At the first meeting, I review the affidavit the doctor has previously signed in the case. I recommit her to the issues that are important to my client. I make sure that she feels comfortable with the opinions she has expressed in the affidavit and has no problem repeating them during her deposition.
I also make sure that I have a complete copy of her medical bills and records.
Next, I review the weaknesses of our case and solicit her thoughts on how to best deal with them. In a rotator cuff situation, this usually involves dealing with the defense’s expected argument that the problem is pre-existing. If my client has been a manual laborer all of his life and does work that requires repetitive arm movements above the shoulder, I share that with the doctor. I warn the doctor that the defense will try to use that fact to suggest that this rotator cuff tear was the result of irritation to the tendon over a long period of time.
I bring to this first meeting not only my client’s past medical records, but a chronology of them that is easy to review. I point out to the doctor that my client had no previous shoulder complaints and was fully engaged in his occupation up until the day of the auto crash.
This places the treating physician in a position where she can honestly say that although the client’s career may have made him more susceptible to this kind of injury, it is clear from his previous medical records that he did not have a rotator cuff tear before the auto crash.
It is also helpful to review film and surgical reports. MRI findings often allow your doctor to testify that your client would not have been able to work if the tear had existed before his accident. Further, observing the tear during surgery, the orthopedic surgeon can express the opinion that it looked like it had occurred recently.
These same techniques can be used even if your client has had previous complaints of shoulder pain.

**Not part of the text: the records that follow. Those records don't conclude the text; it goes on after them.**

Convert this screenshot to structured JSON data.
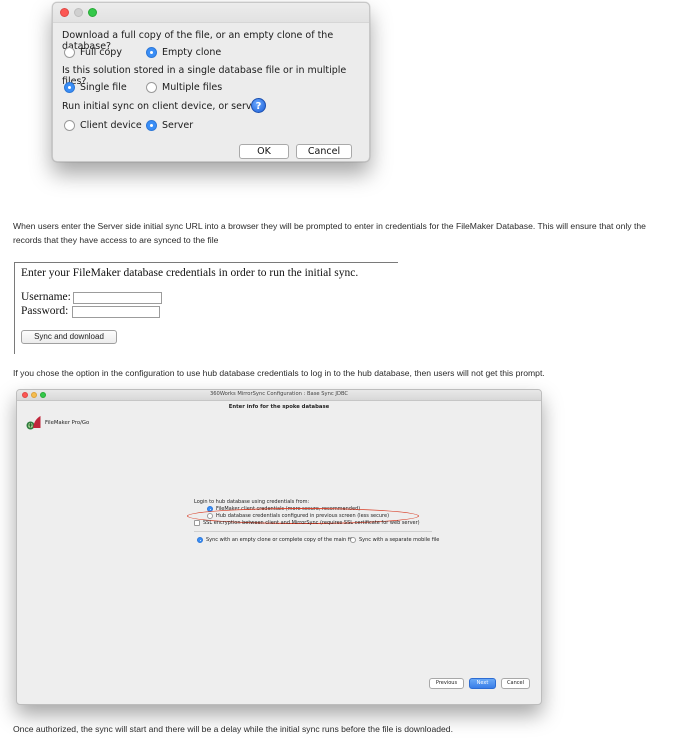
{
  "dialog": {
    "question1": "Download a full copy of the file, or an empty clone of the database?",
    "q1_options": [
      "Full copy",
      "Empty clone"
    ],
    "q1_selected": "Empty clone",
    "question2": "Is this solution stored in a single database file or in multiple files?",
    "q2_options": [
      "Single file",
      "Multiple files"
    ],
    "q2_selected": "Single file",
    "question3": "Run initial sync on client device, or server?",
    "help_glyph": "?",
    "q3_options": [
      "Client device",
      "Server"
    ],
    "q3_selected": "Server",
    "ok_label": "OK",
    "cancel_label": "Cancel"
  },
  "paragraph1": "When users enter the Server side initial sync URL into a browser they will be prompted to enter in credentials for the FileMaker Database. This will ensure that only the records that they have access to are synced to the file",
  "credentials": {
    "heading": "Enter your FileMaker database credentials in order to run the initial sync.",
    "username_label": "Username:",
    "password_label": "Password:",
    "button_label": "Sync and download"
  },
  "paragraph2": "If you chose the option in the configuration to use hub database credentials to log in to the hub database, then users will not get this prompt.",
  "window": {
    "title": "360Works MirrorSync Configuration : Base Sync JDBC",
    "subtitle": "Enter info for the spoke database",
    "logo_label": "FileMaker Pro/Go",
    "login_heading": "Login to hub database using credentials from:",
    "login_options": [
      "FileMaker client credentials (more secure, recommended)",
      "Hub database credentials configured in previous screen (less secure)"
    ],
    "ssl_label": "SSL encryption between client and MirrorSync (requires SSL certificate for web server)",
    "sync_options": [
      "Sync with an empty clone or complete copy of the main file",
      "Sync with a separate mobile file"
    ],
    "previous_label": "Previous",
    "next_label": "Next",
    "cancel_label": "Cancel",
    "highlight_color": "#d9432c"
  },
  "paragraph3": "Once authorized, the sync will start and there will be a delay while the initial sync runs before the file is downloaded."
}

For instance, it is not unusual for working men and women to see a doctor for shoulder problems sometime in their lives. Often initial treatment is cortisone shots. Normally, this takes care of the situation and the doctor does not see the patient again. If that is your situation, the doctor can easily testify that one or two previous complaints of shoulder pain do not suggest your client had a previous rotator cuff problem. There are many other shoulder ailments that can cause pain. If your client had a massive tear before his auto crash, a cortisone shot would not have solved the problem and he would have come back to the doctor still complaining of pain.
Prior to the deposition, it is always important to make sure your doctor understands what her office actually charges for medical procedures. Most truly do not know. They have to ask their bookkeepers. During her deposition, you want the doctor to be able to testify what the average costs of office visits, x-rays, cortisone shots and physical therapy are, so make sure your treating physician has this information before she is deposed.

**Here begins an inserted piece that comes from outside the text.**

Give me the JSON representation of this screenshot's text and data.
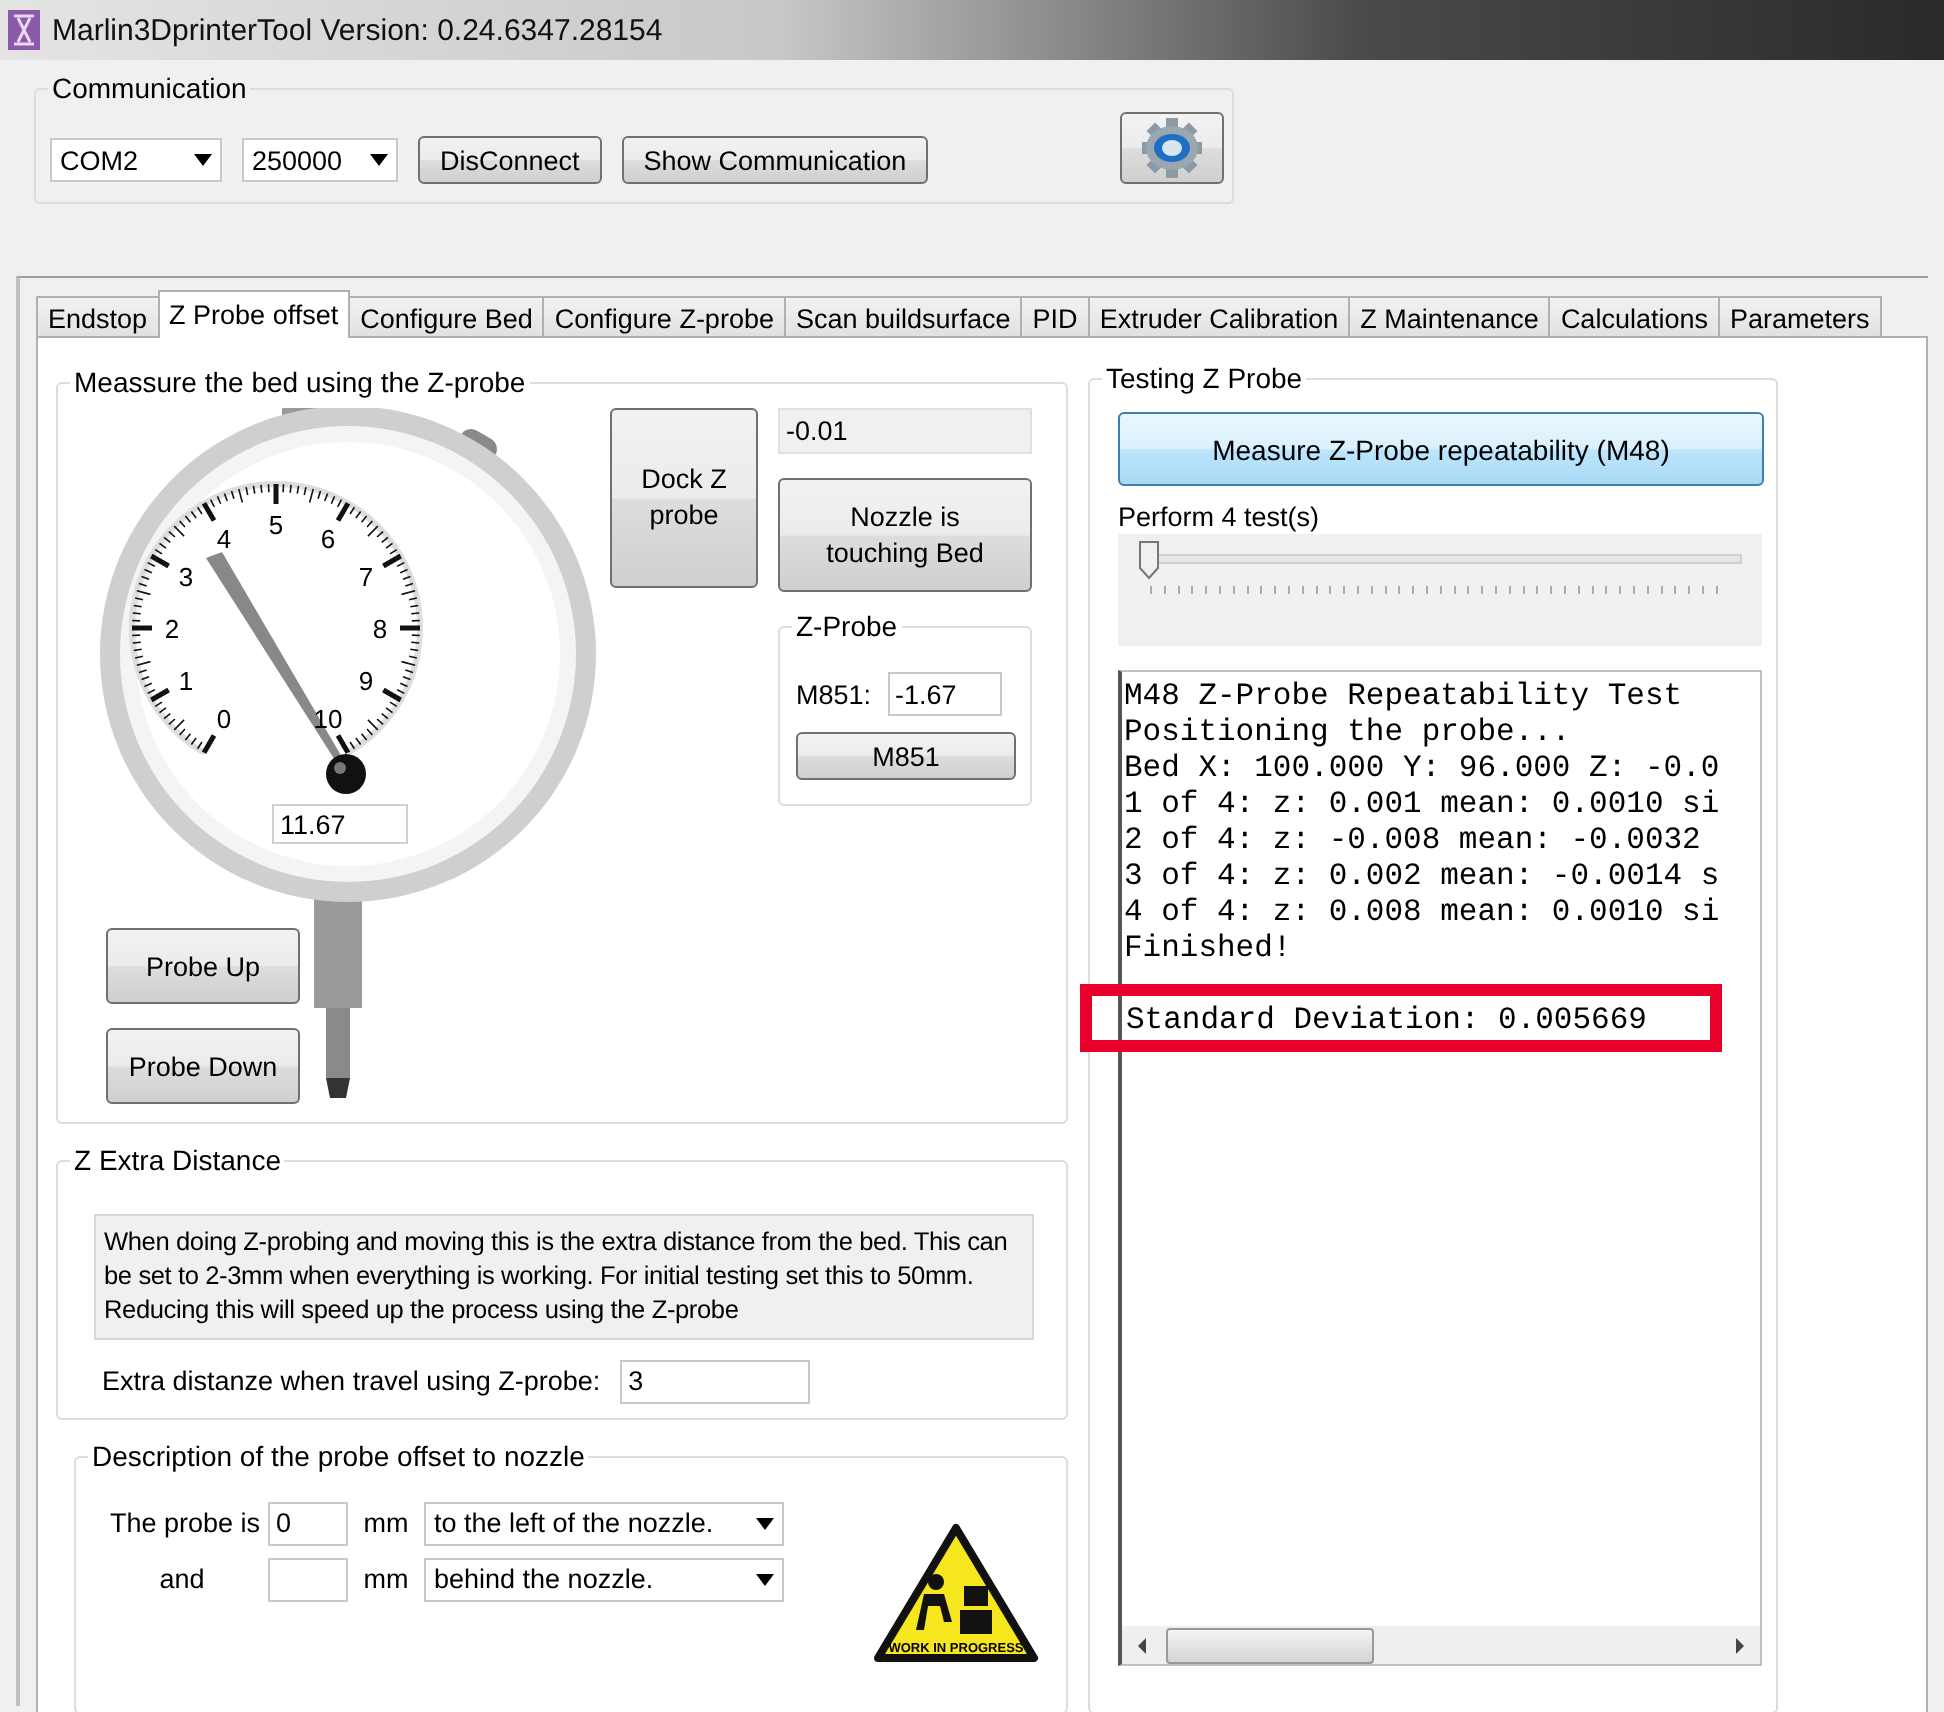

The above advice came from…
How to challenge the compulsory medical examiner
Do not try to out-doctor the physician. Instead, change the playing field to an area where you are the expert.

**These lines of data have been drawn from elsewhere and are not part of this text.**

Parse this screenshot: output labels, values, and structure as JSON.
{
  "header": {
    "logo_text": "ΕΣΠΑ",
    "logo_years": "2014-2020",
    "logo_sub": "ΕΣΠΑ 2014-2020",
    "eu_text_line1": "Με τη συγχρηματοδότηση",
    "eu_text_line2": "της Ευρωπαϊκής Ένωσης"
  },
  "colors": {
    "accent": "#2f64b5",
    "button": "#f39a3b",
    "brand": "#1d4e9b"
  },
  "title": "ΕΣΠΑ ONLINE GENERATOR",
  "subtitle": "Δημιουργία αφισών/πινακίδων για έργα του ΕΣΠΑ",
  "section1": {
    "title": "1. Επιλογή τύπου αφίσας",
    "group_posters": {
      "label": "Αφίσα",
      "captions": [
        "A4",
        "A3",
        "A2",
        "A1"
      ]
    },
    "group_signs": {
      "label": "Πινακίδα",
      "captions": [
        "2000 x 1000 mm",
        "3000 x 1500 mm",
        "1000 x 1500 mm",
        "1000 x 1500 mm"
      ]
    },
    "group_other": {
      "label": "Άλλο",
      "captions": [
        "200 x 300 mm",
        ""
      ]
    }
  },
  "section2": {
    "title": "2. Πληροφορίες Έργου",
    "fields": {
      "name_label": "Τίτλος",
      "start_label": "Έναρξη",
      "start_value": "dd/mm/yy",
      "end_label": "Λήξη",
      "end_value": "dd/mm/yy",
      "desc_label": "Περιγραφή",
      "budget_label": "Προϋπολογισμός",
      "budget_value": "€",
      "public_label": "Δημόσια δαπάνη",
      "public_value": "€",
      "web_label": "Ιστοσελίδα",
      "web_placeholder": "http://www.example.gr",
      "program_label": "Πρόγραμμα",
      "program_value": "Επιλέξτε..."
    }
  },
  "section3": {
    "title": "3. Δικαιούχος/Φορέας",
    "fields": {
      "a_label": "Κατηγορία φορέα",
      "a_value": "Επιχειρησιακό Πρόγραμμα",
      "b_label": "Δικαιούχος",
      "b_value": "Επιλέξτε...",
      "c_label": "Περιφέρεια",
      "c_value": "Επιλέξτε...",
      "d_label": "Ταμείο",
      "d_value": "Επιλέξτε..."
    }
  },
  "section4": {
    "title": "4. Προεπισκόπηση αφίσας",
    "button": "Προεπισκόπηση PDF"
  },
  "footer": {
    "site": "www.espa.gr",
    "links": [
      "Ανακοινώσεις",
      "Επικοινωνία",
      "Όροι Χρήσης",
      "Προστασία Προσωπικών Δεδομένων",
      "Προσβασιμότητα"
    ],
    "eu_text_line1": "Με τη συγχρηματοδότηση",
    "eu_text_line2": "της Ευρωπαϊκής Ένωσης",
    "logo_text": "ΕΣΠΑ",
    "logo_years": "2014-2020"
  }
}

Defense doctors know they were hired to minimize damages, and will answer open-ended questions in a way that helps their client’s cause. Do not expect them to give a fair or even honest answer.
You must control them by asking leading questions and using their written CME report and deposition to hold their feet to the fire. Begin your cross-examination with points of agreement regarding causation and injury, creating bits of evidence that can be woven into your final summation. Look for inconsistencies in the doctor’s testimony and bring them out in cross-examination.
These strategies and other proven approaches are detailed in Kim Patrick Hart’s Deposing and Examining Doctors. This practical book supplies pattern questions and outlines for medical depositions and examinations regarding injuries commonly encountered by trial lawyers. The pattern questions are supported by tactics, medicine, and four-color illustrations.
Covers depositions, trial examinations, and medicine for:
Physical medicine and rehabilitation
Dentistry and oral surgery
Plastic and reconstructive surgery